Jeffrey A. Levitt, the savings and loan swindler serving a 30-year sentence for filching $14.6 million from his thrift, is seeking early release from prison.
Levitt, 50, the former president of the now-defunct Old Court Savings and Loan, appeared before a Maryland Parole Commission hearing officer yesterday morning at the Baltimore City Correctional Center, the minimum-security prison where he is in the sixth year of his sentence.
A decision on whether to grant him parole will not be made for "several weeks," said Paul J. Davis, chairman of the Maryland Parole Commission. The parole hearing was Levitt's first since being sentenced to prison in 1986 after he pleaded guilty to the theft.
Levitt and his late wife, Karol, came to personify the greed of the 1980s because of their lavish lifestyle, which they paid for with money stolen from the thrift.

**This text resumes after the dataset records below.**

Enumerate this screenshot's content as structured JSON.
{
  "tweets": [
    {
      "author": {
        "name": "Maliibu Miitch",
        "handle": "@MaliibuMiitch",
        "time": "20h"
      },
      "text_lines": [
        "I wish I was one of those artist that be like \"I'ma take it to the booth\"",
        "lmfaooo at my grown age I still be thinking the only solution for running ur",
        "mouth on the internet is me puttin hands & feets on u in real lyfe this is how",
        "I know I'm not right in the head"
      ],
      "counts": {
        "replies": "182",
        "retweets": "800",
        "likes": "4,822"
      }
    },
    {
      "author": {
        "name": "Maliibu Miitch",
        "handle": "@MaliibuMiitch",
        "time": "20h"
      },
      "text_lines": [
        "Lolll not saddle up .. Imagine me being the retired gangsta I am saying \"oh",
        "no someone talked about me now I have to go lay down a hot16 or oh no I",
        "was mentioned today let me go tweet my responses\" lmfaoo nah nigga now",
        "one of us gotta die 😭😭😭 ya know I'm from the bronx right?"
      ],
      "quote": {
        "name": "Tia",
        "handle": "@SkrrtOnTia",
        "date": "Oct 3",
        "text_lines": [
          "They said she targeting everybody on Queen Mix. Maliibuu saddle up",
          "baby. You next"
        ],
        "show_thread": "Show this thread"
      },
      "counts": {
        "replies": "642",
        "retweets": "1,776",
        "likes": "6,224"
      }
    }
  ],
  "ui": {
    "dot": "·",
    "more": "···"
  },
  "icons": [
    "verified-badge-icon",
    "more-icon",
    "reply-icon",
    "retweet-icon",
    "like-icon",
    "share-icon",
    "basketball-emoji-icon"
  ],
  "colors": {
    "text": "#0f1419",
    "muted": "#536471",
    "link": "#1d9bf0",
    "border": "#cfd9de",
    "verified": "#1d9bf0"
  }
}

Mrs. Levitt died in 1989.
Levitt and other thrift industry officials -- many of whom also were convicted of theft -- were blamed for the collapse of Maryland's savings and loan industry in 1985.
He is eligible for parole after having served just 22 percent of his sentence because his crime was committed before Jan. 1, 1986. State law now requires that prisoners who committed crimes after that date serve 25 percent of their sentences before being considered for parole, Mr. Davis said.
Present at yesterday's hearing were Levitt and a prison system correctional case manager, who presented a pre-parole summary to the hearing officer. While documents presented allow for a recommendation by the case manager on whether to parole Levitt, Mr. Davis said he did not know whether a recommendation was made. Even if one were made, he said, that information is considered confidential.
Levitt has been infraction-free while in prison, said Cpl. J. Scott McCauley, spokesman for the Division of Correction.
Levitt did have one run-in with prison authorities. In May 1990, he was given 10 days in solitary confinement at the Maryland Correctional Institution at Jessup after guards found a hypodermic syringe in a cell he shared with another prisoner. Both Levitt and his cellmate, Robert F. Christopher, denied knowing anything about the syringe and both tested negative for drug use.
Levitt appealed a decision of a prison administrative hearing board that upheld the charge of possessing the syringe. Last December an Anne Arundel County circuit judge found in his favor. Levitt was later exonerated of any involvement with the syringe, Corporal McCauley said.
Levitt's activities prompted the state of Maryland to take over Old Court in the spring of 1985, precipitating the virtual collapse of the state's savings and loan industry and the private fund that then insured the accounts of a number of Maryland thrifts.